How the deck works
Because of slightly complicated workings of the ride chain and the not so complicated workings of deciding what unit to call from Akane or Garmore's skills, the deck's actually rather simple to use, with almost no explicit need to focus on a given strategy past the basics.
One thing that is important to note howeber, is that it is paramount that you are consistently aware of the card advantage you are generating or throwing away. Due to the constant amount of card advantage that Garmore and SGD are most likely going to be converting into Snogals, the deck's capabilities become similar to that of a glass cannon — packing a strong punch when given the opportunity, however will be crushed if it lets its guard down and allows the opponent to push through. In the end, it simply becomes a numbers game, prioritizing the shielding that you need to maintain in order to defend yourself amply, while still putting emphasis on the offensive aspects of this deck in order to actually gain footing in a fight.

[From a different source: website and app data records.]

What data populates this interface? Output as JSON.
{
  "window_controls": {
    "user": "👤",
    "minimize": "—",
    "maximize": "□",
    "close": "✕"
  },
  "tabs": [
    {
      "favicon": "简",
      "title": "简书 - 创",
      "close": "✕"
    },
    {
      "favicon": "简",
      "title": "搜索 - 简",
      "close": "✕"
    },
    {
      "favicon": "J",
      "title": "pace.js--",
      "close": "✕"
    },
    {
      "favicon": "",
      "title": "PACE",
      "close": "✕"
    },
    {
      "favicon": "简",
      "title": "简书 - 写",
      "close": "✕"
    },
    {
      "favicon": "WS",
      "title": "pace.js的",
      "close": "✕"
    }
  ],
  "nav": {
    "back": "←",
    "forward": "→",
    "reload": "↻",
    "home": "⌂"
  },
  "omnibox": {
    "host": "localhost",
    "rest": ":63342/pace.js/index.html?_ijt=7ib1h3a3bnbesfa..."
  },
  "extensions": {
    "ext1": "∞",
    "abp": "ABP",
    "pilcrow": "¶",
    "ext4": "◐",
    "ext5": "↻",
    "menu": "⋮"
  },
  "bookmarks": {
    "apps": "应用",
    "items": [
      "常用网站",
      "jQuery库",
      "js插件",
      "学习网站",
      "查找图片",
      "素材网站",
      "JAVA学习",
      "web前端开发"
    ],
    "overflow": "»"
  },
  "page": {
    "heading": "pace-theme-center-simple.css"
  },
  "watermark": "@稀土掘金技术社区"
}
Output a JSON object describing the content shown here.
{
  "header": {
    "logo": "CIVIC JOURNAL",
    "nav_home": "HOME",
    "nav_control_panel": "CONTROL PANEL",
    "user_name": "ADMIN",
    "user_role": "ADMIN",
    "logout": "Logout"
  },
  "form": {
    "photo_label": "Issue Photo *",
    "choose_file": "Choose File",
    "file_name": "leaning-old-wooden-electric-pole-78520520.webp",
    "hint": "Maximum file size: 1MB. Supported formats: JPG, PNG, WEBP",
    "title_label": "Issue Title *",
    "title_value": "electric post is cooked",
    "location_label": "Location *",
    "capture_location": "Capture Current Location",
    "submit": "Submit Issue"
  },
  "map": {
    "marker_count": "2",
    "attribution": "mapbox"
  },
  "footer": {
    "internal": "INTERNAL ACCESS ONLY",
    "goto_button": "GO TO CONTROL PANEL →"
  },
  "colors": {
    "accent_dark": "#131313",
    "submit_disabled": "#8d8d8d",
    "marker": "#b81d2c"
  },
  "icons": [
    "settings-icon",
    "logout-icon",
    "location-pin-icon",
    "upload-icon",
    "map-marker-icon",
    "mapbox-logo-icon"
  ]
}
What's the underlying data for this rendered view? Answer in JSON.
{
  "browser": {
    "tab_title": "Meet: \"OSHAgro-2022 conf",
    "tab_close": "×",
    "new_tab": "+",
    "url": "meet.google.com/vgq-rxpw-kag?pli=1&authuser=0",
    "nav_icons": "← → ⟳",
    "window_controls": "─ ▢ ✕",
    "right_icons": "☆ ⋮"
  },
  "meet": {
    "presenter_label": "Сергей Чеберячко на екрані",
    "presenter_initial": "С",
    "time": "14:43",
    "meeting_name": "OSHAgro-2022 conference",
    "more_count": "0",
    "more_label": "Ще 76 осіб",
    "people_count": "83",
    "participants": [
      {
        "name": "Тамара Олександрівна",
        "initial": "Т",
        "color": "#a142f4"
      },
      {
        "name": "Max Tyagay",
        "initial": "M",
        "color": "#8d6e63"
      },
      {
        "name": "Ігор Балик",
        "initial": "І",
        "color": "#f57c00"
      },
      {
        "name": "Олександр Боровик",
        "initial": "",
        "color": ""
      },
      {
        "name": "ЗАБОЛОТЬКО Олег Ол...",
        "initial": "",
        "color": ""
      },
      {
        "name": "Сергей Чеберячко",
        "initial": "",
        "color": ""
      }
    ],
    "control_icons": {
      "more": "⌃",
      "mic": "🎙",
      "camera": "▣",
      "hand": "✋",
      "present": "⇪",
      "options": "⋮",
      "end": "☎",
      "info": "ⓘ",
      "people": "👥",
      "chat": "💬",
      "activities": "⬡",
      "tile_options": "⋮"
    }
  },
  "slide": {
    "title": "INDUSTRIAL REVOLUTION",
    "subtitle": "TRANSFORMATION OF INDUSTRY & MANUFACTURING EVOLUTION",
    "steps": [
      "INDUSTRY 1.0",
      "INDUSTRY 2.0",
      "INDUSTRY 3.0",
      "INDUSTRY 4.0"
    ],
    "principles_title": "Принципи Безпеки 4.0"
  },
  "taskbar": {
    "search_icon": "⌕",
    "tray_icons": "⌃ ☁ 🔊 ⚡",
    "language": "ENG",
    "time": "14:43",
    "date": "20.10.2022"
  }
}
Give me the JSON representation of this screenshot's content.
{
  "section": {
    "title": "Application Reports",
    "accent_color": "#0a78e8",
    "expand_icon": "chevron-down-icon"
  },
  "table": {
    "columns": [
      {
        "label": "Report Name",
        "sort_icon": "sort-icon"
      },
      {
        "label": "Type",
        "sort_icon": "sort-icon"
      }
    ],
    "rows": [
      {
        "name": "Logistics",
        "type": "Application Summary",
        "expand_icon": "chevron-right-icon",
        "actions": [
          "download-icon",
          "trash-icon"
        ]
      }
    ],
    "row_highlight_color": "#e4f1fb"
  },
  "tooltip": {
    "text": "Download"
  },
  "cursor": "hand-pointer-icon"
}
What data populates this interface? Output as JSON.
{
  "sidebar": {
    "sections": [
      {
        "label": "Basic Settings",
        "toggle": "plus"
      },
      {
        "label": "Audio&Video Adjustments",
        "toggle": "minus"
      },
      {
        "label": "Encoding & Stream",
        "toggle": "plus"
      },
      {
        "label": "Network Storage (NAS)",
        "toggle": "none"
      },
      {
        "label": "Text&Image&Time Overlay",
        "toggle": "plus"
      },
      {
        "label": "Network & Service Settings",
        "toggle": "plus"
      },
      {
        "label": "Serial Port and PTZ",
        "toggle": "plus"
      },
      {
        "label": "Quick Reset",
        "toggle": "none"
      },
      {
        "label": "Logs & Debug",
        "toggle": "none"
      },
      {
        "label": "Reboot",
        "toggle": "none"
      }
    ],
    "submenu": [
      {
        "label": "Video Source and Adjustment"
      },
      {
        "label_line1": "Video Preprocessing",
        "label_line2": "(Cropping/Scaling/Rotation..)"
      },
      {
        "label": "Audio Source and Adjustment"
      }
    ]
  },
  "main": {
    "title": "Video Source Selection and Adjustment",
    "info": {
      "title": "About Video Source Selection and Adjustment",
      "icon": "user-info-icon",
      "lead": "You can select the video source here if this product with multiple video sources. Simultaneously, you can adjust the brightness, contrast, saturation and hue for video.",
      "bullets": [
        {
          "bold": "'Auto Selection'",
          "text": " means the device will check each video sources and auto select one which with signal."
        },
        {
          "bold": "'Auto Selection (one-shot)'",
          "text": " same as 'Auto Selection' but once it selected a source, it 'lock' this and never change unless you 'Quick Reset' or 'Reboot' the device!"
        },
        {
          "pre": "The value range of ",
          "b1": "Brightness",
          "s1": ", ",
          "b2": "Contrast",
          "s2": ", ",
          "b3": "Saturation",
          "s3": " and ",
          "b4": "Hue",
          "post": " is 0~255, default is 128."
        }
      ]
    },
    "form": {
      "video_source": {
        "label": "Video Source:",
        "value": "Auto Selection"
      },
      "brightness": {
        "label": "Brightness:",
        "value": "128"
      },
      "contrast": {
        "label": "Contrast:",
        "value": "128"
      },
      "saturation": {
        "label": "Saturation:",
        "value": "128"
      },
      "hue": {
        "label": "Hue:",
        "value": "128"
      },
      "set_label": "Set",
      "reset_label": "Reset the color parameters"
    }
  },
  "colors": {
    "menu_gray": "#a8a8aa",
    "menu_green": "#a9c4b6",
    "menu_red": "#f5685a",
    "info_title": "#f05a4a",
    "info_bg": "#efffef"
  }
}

It should also be rather obvious to note, however still very useful to be aware of that 10K Vanguards are something to be abused by this deck. With some of the more important units of the deck situated around 8K or 13K attack power, bringing them up to their 15K or 20K Magic Numbers will generally only require 7K boosters. Since no opportunities for generating card advantage are apparently lost from not being at 8K, this means that the deck is allowed to set up even faster, as it'd only need 2 Snogals out with the option to use Galahad as the third booster. It also makes it far easier to go ahead and use a Snogal in the front row, as with the two together in the backrow would immediately allow a viable column under these conditions.
In the end however, it really comes to how well you know how to defend yourself. No matter how you spin it, the fact remains that the deck is a beatdown deck and relies entirely on the difference in Damage to make a point about how well it performs. Since the deck is generally self piloting enough to take care of itself offensively, this means that you absolutely must understand how card advantage when it comes to guarding works, and learn to recognize the greatest opportunities to follow through. From rushing the opponent to easy and consistent power columns to a good player that's able to make the right choices, the deck's offensive capabilities can become a serious threat to deal with, and very much will beat nearly all opposition that's unable to keep up.